■ TASK BRIEF
If a line in the entries contains the word "Cresheim", list it.

Stored entries
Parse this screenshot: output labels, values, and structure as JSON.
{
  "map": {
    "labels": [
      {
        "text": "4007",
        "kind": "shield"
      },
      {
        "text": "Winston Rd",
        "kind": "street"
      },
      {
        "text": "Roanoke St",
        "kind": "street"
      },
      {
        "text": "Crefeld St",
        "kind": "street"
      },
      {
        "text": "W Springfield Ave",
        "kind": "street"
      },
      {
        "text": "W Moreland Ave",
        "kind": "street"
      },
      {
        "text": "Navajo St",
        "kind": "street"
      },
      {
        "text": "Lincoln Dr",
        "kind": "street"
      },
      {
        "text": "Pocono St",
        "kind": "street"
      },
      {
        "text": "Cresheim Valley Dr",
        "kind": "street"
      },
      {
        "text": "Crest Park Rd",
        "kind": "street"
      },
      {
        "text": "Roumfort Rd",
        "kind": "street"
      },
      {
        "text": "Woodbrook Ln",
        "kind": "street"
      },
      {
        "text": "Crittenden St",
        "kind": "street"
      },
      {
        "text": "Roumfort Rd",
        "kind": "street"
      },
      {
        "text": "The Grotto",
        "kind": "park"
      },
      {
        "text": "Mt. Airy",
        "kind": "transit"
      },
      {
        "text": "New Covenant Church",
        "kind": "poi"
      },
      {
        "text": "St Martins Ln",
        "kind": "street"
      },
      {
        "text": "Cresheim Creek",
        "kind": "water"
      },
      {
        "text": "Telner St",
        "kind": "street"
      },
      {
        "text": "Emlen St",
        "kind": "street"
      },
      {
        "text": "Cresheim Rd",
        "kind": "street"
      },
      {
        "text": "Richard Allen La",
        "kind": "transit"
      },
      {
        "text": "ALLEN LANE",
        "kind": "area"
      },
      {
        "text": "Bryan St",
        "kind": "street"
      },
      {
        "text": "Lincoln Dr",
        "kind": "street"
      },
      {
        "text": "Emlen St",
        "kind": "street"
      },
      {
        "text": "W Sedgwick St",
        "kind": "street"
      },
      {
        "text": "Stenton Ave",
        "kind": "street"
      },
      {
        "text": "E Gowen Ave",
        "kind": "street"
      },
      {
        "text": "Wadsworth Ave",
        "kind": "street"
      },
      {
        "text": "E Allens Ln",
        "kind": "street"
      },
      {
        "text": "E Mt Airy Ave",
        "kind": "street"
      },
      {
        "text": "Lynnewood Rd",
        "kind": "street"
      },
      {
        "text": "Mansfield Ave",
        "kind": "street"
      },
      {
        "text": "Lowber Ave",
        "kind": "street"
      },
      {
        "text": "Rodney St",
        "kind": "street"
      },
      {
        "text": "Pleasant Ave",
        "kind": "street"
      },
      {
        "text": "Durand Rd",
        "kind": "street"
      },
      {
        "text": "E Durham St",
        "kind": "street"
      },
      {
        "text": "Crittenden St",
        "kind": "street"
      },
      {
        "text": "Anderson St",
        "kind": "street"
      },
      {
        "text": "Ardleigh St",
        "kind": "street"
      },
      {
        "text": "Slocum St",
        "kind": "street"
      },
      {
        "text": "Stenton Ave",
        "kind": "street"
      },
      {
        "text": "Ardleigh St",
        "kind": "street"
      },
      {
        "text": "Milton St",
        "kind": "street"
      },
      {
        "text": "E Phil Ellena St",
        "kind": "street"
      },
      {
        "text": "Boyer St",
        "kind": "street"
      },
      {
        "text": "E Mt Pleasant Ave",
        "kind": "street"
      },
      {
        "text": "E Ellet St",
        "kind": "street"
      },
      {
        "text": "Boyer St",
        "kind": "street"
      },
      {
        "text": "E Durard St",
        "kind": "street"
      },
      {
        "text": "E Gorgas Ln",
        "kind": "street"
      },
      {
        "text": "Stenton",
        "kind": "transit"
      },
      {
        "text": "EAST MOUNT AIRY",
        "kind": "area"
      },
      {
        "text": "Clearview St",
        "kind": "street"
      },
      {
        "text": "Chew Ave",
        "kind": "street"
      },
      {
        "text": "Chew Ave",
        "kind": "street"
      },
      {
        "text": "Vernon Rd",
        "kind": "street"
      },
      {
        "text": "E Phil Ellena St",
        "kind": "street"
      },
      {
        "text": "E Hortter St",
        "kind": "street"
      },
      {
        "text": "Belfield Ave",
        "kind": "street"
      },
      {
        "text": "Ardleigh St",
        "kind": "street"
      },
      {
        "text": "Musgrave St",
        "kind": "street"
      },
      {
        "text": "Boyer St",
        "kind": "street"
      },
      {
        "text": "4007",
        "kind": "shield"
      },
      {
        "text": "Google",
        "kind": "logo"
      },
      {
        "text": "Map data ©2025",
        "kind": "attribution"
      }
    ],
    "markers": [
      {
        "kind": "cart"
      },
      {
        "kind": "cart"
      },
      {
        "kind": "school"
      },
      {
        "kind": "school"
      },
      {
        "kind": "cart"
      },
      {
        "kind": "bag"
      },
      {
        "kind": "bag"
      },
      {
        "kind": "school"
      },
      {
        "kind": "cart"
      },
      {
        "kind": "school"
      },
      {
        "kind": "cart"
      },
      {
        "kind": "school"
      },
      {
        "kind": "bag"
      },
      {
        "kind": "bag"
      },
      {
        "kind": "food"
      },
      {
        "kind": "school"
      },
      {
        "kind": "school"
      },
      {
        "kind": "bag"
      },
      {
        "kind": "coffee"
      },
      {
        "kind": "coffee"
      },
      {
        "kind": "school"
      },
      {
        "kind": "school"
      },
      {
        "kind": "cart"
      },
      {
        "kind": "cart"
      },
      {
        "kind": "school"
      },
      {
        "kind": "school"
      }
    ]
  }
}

■ REPLY TO THE EXERCISE
        "text": "Cresheim Valley Dr",
        "text": "Cresheim Creek",
        "text": "Cresheim Rd",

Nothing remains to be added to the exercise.